Johns Hopkins University Students Stage Week-Long Sit-In to Protest ICE, Private Police

For the past week, students at Johns Hopkins University have been participating in a sit-in to protest the school's contracts with Immigration and Customs Enforcement (ICE) and private police forces and they have no plans of leaving.

Conor Bean, a graduate student at the university and member of the Hopkins Coalition Against ICE, told Newsweek the demonstration started with an organized, community march, but said the "sit-in was a surprise." He noted that while the Hopkins Coalition Against ICE and the Students Against Private Police are separate, it made sense to bridge their causes.

"Essentially, the same anti-democratic practices that led to Hopkins ramming this police force through are the same anti-democratic practices that allow Hopkins to continue against huge community opposition, huge faculty opposition, as well as, student opposition to continue ICE contracts," Bean said.

When the sit-in first started, Bean said organizers planned to have 25-person presence and weren't sure how long they could hold out. However, since it began on April 3, the graduate student said new people keep showing up to Garland Hall to participate.

"It's been pretty inspiring, honestly … At this point, as long as they keep coming we have no intention of ending this," Bean said. "We can't tell these people to leave. They've really built a home here in a kind of radically democratic space that's really hard to find, especially in today's America."

johns hopkins private police ice sit-in
Students at Johns Hopkins University have been holding a sit-in for the past week to protest the private police and ICE. Conor Bean

Similarly to the organic nature in which it started, the sit-in has no set shifts or regimen. People show up, others shift out and ultimately, Bean explained, "we make it work."

At first, Bean said the school administrators "definitely" weren't listening and had no intention of bargaining. He reasoned that they likely thought it would blow over.

"So, I think the calculation that they made strategically is, 'We'll wait this out, we don't have to talk seriously with them. Just let what happens, happen. It'll probably peter out in a day or two,'" Bean explained. "The trouble is, we've tapped into a really deep anger at the school."

Karen Lancaster, assistant vice president of external relations, told Newsweek that the student affairs team was working with the protest's student leaders to ensure the safety of demonstrators and that campus business and events can continue. Lancaster said the school allowed protestors to remain in the building during overnight hours, however, if they leave, they cannot return until the building reopens in the morning.

"Johns Hopkins University embraces and fosters a culture of free expression and debate," Lancaster said. "We worked with our students several years ago to develop guidelines to support student protests, which have allowed us to ensure a safe environment as students and others in our university community express their views on a broad range of issues."
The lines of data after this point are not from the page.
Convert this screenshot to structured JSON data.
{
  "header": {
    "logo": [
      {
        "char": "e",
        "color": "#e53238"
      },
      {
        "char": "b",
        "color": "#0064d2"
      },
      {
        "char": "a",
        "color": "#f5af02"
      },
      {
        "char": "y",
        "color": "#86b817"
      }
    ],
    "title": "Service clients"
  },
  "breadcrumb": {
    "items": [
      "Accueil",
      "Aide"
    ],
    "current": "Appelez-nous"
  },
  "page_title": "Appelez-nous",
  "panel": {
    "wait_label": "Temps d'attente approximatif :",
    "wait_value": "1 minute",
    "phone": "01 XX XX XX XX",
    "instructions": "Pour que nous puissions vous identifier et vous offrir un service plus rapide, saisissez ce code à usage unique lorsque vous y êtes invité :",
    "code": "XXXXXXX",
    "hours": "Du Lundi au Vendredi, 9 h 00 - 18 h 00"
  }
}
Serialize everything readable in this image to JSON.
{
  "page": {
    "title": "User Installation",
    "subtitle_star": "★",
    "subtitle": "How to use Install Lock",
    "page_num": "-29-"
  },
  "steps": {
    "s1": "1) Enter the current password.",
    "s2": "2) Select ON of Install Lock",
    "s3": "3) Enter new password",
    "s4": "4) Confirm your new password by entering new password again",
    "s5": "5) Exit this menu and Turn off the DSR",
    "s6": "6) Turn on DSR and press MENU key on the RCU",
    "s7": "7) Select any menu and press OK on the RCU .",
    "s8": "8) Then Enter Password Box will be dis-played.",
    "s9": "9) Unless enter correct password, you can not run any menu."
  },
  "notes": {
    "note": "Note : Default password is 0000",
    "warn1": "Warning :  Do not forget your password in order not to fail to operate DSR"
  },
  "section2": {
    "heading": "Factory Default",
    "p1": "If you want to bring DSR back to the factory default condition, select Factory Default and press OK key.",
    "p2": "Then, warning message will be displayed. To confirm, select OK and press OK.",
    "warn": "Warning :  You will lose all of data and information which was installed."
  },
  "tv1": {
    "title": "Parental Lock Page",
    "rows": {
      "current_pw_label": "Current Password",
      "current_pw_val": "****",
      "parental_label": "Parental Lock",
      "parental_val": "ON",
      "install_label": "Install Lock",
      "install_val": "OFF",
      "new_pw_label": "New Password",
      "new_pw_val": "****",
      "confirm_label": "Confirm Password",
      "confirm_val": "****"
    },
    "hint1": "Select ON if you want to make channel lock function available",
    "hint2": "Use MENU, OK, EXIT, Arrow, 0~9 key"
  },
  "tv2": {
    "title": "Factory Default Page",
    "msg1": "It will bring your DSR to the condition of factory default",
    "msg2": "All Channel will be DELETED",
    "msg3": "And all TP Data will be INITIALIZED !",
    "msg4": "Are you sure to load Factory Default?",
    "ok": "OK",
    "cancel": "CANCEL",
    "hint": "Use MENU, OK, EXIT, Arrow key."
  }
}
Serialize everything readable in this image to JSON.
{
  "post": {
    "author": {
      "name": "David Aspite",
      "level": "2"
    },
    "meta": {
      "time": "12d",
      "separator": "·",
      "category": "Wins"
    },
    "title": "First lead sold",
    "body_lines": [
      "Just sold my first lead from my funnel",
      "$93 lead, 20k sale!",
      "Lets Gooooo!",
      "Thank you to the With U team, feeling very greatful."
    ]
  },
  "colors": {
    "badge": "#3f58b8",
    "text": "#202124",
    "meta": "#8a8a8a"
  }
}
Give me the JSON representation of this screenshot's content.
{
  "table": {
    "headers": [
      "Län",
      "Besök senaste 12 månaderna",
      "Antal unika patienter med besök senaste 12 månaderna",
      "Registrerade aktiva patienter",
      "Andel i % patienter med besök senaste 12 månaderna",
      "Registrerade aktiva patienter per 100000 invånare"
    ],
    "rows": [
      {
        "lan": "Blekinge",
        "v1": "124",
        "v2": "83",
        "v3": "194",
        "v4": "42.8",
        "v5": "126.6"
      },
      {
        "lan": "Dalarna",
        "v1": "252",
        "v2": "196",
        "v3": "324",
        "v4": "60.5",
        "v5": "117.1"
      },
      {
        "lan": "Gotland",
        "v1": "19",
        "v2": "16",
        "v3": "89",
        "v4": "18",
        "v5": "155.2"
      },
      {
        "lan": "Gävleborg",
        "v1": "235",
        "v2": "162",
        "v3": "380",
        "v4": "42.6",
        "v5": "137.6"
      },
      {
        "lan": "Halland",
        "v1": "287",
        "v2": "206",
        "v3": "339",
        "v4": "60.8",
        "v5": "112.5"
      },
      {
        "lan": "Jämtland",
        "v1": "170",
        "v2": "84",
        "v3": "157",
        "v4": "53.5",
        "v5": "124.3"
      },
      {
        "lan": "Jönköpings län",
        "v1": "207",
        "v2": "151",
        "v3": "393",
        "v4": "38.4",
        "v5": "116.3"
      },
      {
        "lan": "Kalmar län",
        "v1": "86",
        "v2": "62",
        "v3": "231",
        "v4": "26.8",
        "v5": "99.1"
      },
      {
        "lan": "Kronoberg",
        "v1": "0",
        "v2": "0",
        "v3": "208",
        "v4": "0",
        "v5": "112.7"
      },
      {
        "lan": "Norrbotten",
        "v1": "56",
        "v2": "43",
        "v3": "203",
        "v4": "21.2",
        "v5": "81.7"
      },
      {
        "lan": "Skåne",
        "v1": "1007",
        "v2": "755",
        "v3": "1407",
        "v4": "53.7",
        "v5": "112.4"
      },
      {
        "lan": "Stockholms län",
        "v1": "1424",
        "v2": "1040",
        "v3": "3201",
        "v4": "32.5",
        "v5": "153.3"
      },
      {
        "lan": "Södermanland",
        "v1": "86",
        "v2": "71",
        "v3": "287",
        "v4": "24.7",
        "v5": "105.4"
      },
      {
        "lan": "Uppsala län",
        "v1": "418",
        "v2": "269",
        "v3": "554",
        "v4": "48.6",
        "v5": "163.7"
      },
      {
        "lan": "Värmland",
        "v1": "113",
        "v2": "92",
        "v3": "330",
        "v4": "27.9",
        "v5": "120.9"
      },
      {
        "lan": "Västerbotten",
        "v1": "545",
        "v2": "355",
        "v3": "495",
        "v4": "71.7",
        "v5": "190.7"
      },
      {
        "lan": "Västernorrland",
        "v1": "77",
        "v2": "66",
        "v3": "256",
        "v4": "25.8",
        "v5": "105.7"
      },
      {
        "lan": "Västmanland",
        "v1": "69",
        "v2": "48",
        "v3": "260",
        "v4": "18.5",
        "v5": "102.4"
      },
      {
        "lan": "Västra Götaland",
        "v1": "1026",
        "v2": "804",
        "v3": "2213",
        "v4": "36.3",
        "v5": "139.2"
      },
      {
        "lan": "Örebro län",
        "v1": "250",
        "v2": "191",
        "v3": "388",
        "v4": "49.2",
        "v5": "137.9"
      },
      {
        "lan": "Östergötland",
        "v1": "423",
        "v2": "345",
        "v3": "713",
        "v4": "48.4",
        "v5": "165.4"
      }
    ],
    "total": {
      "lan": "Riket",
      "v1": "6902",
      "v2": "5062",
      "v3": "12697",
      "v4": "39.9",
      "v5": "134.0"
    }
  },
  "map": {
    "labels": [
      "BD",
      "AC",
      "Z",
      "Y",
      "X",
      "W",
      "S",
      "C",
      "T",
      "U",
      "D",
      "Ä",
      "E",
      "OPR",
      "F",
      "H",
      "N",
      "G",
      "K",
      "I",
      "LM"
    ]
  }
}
She added that regardless of the protest location, demonstrators must abide by protest guidelines and the Student Code of Conduct.

On Wednesday, the two student organizations are holding a rally and march in support of demilitarizing the school and the sit-in. Set to begin at 7 p.m. ET at the Harrit Tubman Grove Monument, rally attendees demand no private police, no contracts with ICE and justice for Tyrone West, who passed away during a traffic stop in Northeast Baltimore.

Officers and witnesses said he fought with police, according to the Baltimore Sun, but in 2017, the family was awarded $1 million in a wrongful death suit settlement.

"Help us DEMAND the university negotiate with members of Baltimore City and the Johns Hopkins campus," the event's Facebook page said. "Enough is enough."

On the one-week mark of the sit-in, Hopkins Professor Nathan Connolly will hold a public talk titled, "State Violence and Public Accountability," according to the Hopkins Coalition Against ICE. The group will also be screening the film Losing Ground before the rally.

"We have no plans of leaving. People keep showing up, new faces every day," Bean said. "There isn't any plan to tell these people who showed up that they have to leave."